BLITZER: Well one argument that I've heard from some lawyers, I don't know if the president's going to do this and it's -- it's probably remote, is he could plead the Fifth and not answer questions.

QUINN: I think the likelihood of that is almost nil. I mean, let's remember that this president said people who plead the fifth are guilty. That the optics of it, as a matter of public opinion, I think, would be terrible for the president. So I don't expect that to happen. But I do think that they're bracing, as it says here, for a showdown. I think they're itching for a fight. But at the end of the day, I think the president -- and I think, frankly, a lawyer like Emmet Flood is not going to let the president adopt a scorched earth approach to all of this.

BLITZER: Very quickly, his threat at the Justice Department today in this tweet this morning, what did you think about that?

QUINN: I think it's terrible. I mean I -- look, the president, in doing things like that, is essentially saying, I'm going to take the prosecutors off the field. I may fire Rosenstein, I may fire Mueller. And he's also holding out the prospect of eliminating witnesses by granting them pardons. Think about that. If you eliminate the prosecutors and you eliminate the witnesses, you eliminate the case, there's no way that the American system of justice will tolerate that.

[13:25:05] BLITZER: Jack Quinn, thanks so much for joining us.

QUINN: You bet. BLITZER: As he blasted Hillary Clinton over her health, the president's long-time doctor released a glowing letter about Donald Trump's extraordinary health. But it turns out, we're learning right now, the doctor says that Trump dictated that letter. So is it a fraud?

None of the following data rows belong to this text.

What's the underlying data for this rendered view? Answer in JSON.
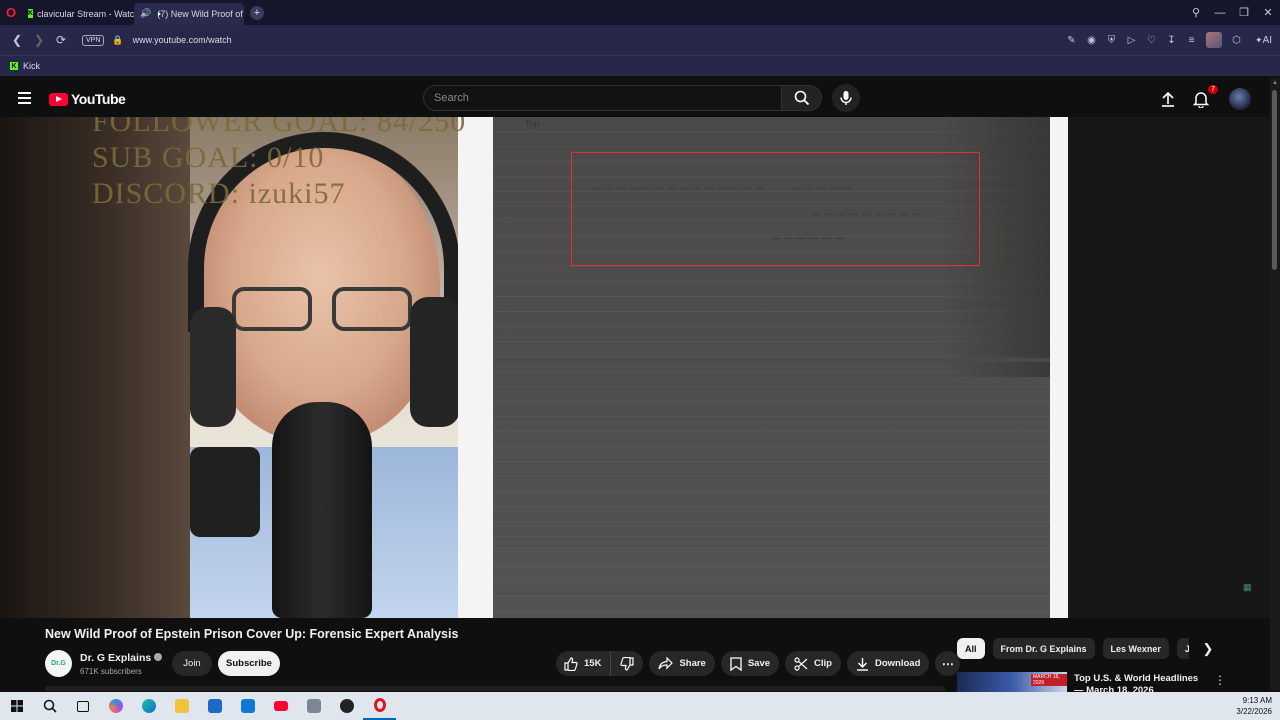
{
  "browser": {
    "tabs": [
      {
        "label": "clavicular Stream - Watch",
        "active": false
      },
      {
        "label": "(7) New Wild Proof of",
        "active": true
      }
    ],
    "vpn_label": "VPN",
    "url": "www.youtube.com/watch",
    "ai_label": "AI",
    "bookmarks": [
      {
        "label": "Kick"
      }
    ]
  },
  "youtube": {
    "logo_text": "YouTube",
    "search_placeholder": "Search",
    "notification_count": "7"
  },
  "video": {
    "overlay": {
      "follower_goal": "FOLLOWER GOAL: 84/250",
      "sub_goal": "SUB GOAL: 0/10",
      "discord": "DISCORD: izuki57"
    },
    "document_label": "Top",
    "title": "New Wild Proof of Epstein Prison Cover Up: Forensic Expert Analysis",
    "channel": {
      "name": "Dr. G Explains",
      "subscribers": "671K subscribers",
      "avatar_text": "Dr.G"
    },
    "join_label": "Join",
    "subscribe_label": "Subscribe",
    "likes": "15K",
    "actions": {
      "share": "Share",
      "save": "Save",
      "clip": "Clip",
      "download": "Download"
    }
  },
  "chips": [
    "All",
    "From Dr. G Explains",
    "Les Wexner",
    "Jeffrey"
  ],
  "recommendation": {
    "title": "Top U.S. & World Headlines — March 18, 2026",
    "thumb_tag": "MARCH 18, 2026"
  },
  "taskbar": {
    "time": "9:13 AM",
    "date": "3/22/2026"
  },
  "colors": {
    "youtube_red": "#ff0033",
    "browser_bg": "#27274a",
    "highlight_box": "#e03030"
  }
}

There's lots to discuss and assess.

We'll be right back.

(COMMERCIAL BREAK)

BLITZER: We have a major revelation about that odd letter President Trump doctor released during the presidential campaign. It's the one that claimed that Donald Trump would be the healthiest president in history if elected. It also gushed about his extraordinary stamina. Now President Trump's doctor tells CNN that while he signed that glowing letter, he didn't actually write it. Instead, he says it was dictated to him by then candidate Donald Trump himself.

[13:30:07] Let's discuss with CNN politics reporter, editor-at-large, Chris Cillizza, who's over at the magic wall for us.